Good website typography sometimes vacates the arena, there are many websites that cannot resist going all-out for the fancy stuff.
Let’s have a look at what makes good typography and why you should assess what you use on your site.
Simple is best, yes?
OK, so maybe you know that simple is best, but there is a definite line where simple can become plain dull! Recognising the difference between elegant simplicity and clunky dullness is probably harder than you think. A trained, practised designer should be able to describe why one font is preferable over another. An additional factor is be readability on the web, and this is where more thought is needed. Gone are the days when you had literally a handful of fonts to choose from (for example: Times Roman, Geneva, Arial, Verdana and a few more), now there are many very nicely designed fonts to choose from.
Get to know your Arial from your Lato, your Open Sans Condensed from your Oswald, your Lora from your Roboto Slab.
But where should you use them?
The following also applies to print design, but as more and more content is produced for screen viewing, it is worth reviewing time honoured typographical rules.
Second to your brand design, this is one of the most important visual parts of your website. In fact, typography is so important, it can make or break the professionalism of your site. Bodytext is going to be read and needs to have good contrast and an even colour – by that we mean typographical colour. It needs to be unobtrusive and its tone will emphasise the brand values. In addition, a good typeface will have several variations to make up a font family, this will include different weights, light, regular, bold, extra bold and so on. Using different weights help make the written content easier to read and helps create attention-grabbing sections if done well.
Typefaces for body text are designed to be easy to read, are sturdy and work well at small sizes, the x-height should be fairly large, giving the font a nice, open feel. Fonts that are too narrow or too wide wide will be harder to read comfortably. Fonts that show patches of darkness and areas that seem to disappear will be harder to read on the web.
Line Heights and Letter Spacing
Website typography is much newer than typography for print, in the last few years we’ve had the benefit of fonts created specifically for the web. But this throws up a world of potential excess! So many to choose from, so many quirky, fun fonts, it can all be quite dizzying. A designer may decide to have a bit of fun with tracking (letterspacing) or leading (line height). Text set too tightly together will be harder to read, particularly if used in Bodytext.
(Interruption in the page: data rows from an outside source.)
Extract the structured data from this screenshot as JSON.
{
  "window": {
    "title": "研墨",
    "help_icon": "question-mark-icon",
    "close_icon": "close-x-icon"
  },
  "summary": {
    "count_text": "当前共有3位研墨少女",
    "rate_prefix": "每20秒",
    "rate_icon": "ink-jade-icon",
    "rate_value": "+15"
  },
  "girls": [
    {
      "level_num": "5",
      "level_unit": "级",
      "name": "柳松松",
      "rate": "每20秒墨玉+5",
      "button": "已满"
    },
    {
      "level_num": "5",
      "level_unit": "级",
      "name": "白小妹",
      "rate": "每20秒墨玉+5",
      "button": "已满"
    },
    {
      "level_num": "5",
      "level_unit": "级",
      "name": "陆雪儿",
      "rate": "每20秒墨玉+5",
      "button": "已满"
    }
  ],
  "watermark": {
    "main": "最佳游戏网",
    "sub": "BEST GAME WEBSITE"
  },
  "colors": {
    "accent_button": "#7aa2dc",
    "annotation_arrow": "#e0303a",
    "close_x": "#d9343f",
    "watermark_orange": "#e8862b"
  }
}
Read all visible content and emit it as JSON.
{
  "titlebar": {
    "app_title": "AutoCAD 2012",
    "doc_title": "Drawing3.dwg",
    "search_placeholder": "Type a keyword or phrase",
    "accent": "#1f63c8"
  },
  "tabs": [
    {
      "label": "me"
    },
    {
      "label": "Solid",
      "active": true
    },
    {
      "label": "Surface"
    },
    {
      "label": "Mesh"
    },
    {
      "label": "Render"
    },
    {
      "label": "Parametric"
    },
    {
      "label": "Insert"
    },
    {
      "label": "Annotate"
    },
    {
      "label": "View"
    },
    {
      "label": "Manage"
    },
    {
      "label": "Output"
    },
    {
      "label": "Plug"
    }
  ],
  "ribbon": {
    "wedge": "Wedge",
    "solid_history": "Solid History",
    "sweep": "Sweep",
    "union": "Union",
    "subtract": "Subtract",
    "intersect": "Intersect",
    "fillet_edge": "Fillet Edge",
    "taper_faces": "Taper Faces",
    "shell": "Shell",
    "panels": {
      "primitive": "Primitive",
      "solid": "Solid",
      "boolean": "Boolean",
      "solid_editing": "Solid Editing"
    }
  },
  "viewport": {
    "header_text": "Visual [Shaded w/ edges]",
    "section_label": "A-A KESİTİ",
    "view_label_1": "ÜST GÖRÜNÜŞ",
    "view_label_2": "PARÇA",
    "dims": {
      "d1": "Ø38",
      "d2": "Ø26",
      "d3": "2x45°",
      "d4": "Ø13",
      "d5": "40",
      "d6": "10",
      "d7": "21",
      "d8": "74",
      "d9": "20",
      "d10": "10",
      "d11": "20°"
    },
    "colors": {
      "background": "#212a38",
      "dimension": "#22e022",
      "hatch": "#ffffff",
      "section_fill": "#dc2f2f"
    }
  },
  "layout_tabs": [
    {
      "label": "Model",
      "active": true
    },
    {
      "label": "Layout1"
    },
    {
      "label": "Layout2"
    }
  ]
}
Web themes can sometimes come with pre-determined tracking which may or may not work – simply adjust this to suit your brand.
Headings, Subheadings and Display Fonts
A bit more scope for personality is not a bad thing, but beware of choosing a font that is very distinctive and of the moment – it could very soon date your website or document.
Putting fonts together need not be avoided, in fact, it can add interest and personality to your brand. Combining fonts is perfectly permissable, but it is important to apply some best practices.
- Serif with Sans Serif
This is a classic example of pairing typefaces, sans serif for the heading and serif for the body text or vice versa, both are equally acceptable. Attention may need to be paid to the variation that you settle upon, look at the over all shape of the fonts. Are they similar colour? Is one a narrow font, the other extended?
Remember, opposites attract.
- Avoid Similarities
Putting two Serifs together, or two Sans Serifs can often clash. However, if you put a strong Slab Serif with a modest serif, the difference between the two can be enough to get around the problem. The Slab Serif would have more punch and personality thus creating good differentiation between the two.
Two is Company
Don’t get carried away! Explore web fonts and choose a pair that work well and have a variety of weights, but just keep to the two. Mixing too many fonts will just end up looking amateurish. Explore classic combinations of Serif and Sans Serif fonts and be sure that you stick to them. It is surprising how often I notice good old Arial creeping in where everything else is Open Sans, Lato or Oswald. Just because there are hundreds of specially designed fonts for the web, doesn’t mean you have to use them all. And certainly not all at once!
If your brand is fun and quirky, by all means use a fun and quirky font. But it is better to think about how the visitor to your site is going to feel when they start to read your content. Choose a simple sans serif or serif font for the body text, leaving the quirky font for the headings and emphasis.
More on web typography here⇝